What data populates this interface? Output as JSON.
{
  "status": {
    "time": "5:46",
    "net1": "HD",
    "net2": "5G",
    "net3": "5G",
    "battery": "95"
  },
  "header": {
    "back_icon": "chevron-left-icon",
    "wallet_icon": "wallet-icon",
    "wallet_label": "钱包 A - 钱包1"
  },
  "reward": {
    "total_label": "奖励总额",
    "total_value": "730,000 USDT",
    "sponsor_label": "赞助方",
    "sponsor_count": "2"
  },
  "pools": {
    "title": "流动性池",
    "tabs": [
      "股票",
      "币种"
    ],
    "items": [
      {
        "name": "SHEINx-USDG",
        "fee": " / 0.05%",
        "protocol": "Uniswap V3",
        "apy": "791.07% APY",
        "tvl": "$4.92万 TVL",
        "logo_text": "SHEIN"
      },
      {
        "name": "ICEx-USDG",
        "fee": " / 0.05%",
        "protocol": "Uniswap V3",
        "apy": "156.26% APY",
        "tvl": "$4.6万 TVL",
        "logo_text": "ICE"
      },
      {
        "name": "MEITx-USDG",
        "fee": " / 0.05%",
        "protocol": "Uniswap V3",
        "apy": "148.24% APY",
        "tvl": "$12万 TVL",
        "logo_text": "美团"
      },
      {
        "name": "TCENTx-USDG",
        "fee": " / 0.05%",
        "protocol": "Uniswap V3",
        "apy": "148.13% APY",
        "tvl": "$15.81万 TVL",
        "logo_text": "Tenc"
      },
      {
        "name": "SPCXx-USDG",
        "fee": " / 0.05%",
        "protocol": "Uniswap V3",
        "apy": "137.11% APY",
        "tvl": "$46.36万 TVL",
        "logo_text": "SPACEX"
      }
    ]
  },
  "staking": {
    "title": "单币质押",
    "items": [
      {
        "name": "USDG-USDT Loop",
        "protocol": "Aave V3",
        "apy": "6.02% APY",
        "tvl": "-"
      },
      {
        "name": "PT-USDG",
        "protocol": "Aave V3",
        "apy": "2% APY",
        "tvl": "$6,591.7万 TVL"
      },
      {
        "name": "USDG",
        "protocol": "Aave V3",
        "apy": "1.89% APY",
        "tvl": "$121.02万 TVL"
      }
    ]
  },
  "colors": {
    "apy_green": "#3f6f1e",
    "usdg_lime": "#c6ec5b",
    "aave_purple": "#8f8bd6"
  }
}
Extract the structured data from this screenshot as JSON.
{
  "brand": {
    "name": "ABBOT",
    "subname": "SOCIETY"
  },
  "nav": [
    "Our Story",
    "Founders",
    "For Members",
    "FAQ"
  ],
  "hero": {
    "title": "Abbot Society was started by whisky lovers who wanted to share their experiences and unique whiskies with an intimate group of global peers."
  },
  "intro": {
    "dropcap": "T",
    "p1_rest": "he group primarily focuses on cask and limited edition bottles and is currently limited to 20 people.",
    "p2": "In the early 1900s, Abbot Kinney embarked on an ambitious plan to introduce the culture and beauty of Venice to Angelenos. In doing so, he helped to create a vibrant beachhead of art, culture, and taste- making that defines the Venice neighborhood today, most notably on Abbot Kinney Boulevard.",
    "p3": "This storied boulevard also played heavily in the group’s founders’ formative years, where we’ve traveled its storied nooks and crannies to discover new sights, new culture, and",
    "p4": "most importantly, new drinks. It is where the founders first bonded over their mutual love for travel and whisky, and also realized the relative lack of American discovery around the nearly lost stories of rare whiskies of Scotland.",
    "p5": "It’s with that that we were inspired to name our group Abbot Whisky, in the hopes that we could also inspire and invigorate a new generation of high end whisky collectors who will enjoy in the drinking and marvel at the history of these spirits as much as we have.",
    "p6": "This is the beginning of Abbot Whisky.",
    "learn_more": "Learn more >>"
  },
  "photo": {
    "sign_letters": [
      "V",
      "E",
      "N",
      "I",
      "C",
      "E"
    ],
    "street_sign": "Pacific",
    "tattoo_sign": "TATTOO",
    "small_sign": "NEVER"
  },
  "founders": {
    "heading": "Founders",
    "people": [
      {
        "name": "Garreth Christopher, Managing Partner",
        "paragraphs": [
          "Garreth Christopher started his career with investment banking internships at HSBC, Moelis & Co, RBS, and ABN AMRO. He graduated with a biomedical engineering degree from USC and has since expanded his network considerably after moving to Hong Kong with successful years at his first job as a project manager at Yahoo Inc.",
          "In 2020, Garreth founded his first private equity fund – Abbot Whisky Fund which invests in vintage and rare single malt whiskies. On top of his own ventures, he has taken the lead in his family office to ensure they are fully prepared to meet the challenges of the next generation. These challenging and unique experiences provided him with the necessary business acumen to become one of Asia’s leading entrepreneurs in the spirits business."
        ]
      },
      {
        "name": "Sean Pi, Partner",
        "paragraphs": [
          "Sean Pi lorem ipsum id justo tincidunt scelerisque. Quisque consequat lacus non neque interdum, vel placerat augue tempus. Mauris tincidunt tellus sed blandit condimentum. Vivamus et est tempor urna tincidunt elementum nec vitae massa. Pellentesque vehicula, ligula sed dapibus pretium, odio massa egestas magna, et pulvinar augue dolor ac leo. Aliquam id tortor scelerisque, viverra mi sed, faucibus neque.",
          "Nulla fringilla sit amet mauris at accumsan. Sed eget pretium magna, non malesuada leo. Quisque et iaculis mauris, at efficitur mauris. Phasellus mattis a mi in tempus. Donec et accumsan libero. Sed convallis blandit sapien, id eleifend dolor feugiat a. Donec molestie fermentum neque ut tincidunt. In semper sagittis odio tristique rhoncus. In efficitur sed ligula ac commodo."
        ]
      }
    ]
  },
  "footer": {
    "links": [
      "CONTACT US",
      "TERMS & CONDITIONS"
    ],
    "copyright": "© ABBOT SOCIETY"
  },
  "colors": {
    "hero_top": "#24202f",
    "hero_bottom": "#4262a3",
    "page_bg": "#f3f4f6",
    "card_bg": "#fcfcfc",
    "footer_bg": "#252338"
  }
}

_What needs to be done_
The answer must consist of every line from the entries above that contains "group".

_Response area_
    "title": "Abbot Society was started by whisky lovers who wanted to share their experiences and unique whiskies with an intimate group of global peers."
    "p1_rest": "he group primarily focuses on cask and limited edition bottles and is currently limited to 20 people.",
    "p3": "This storied boulevard also played heavily in the group’s founders’ formative years, where we’ve traveled its storied nooks and crannies to discover new sights, new culture, and",
    "p5": "It’s with that that we were inspired to name our group Abbot Whisky, in the hopes that we could also inspire and invigorate a new generation of high end whisky collectors who will enjoy in the drinking and marvel at the history of these spirits as much as we have.",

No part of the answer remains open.